::: Material provided
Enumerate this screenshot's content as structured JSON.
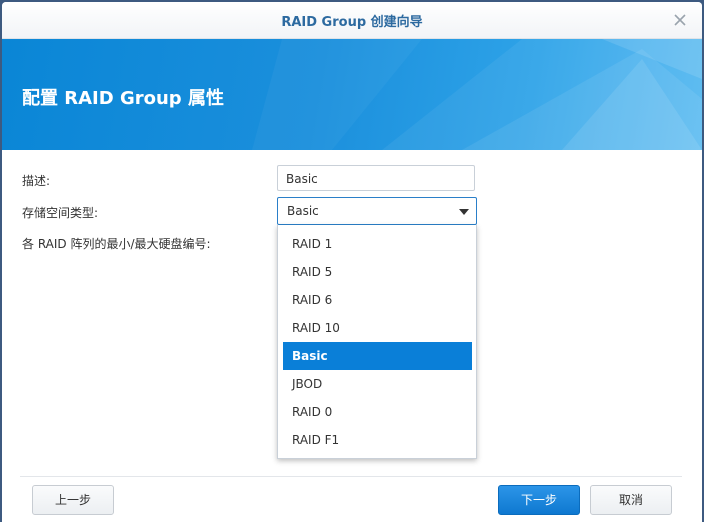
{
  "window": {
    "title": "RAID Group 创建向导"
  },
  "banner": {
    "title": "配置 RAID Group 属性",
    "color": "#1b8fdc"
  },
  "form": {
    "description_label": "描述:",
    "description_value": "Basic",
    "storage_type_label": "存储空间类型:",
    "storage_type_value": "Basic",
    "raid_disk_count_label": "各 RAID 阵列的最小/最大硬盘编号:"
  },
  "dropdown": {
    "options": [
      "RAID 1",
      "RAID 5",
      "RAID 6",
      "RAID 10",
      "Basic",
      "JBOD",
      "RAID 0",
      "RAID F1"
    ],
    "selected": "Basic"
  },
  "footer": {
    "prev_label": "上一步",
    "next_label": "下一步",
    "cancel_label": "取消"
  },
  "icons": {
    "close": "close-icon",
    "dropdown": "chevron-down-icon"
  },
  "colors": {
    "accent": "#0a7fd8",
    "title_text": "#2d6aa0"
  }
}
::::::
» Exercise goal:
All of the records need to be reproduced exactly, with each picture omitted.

» Answer:
Enumerate this screenshot's content as structured JSON.
{
  "window": {
    "title": "RAID Group 创建向导"
  },
  "banner": {
    "title": "配置 RAID Group 属性",
    "color": "#1b8fdc"
  },
  "form": {
    "description_label": "描述:",
    "description_value": "Basic",
    "storage_type_label": "存储空间类型:",
    "storage_type_value": "Basic",
    "raid_disk_count_label": "各 RAID 阵列的最小/最大硬盘编号:"
  },
  "dropdown": {
    "options": [
      "RAID 1",
      "RAID 5",
      "RAID 6",
      "RAID 10",
      "Basic",
      "JBOD",
      "RAID 0",
      "RAID F1"
    ],
    "selected": "Basic"
  },
  "footer": {
    "prev_label": "上一步",
    "next_label": "下一步",
    "cancel_label": "取消"
  },
  "icons": {
    "close": "close-icon",
    "dropdown": "chevron-down-icon"
  },
  "colors": {
    "accent": "#0a7fd8",
    "title_text": "#2d6aa0"
  }
}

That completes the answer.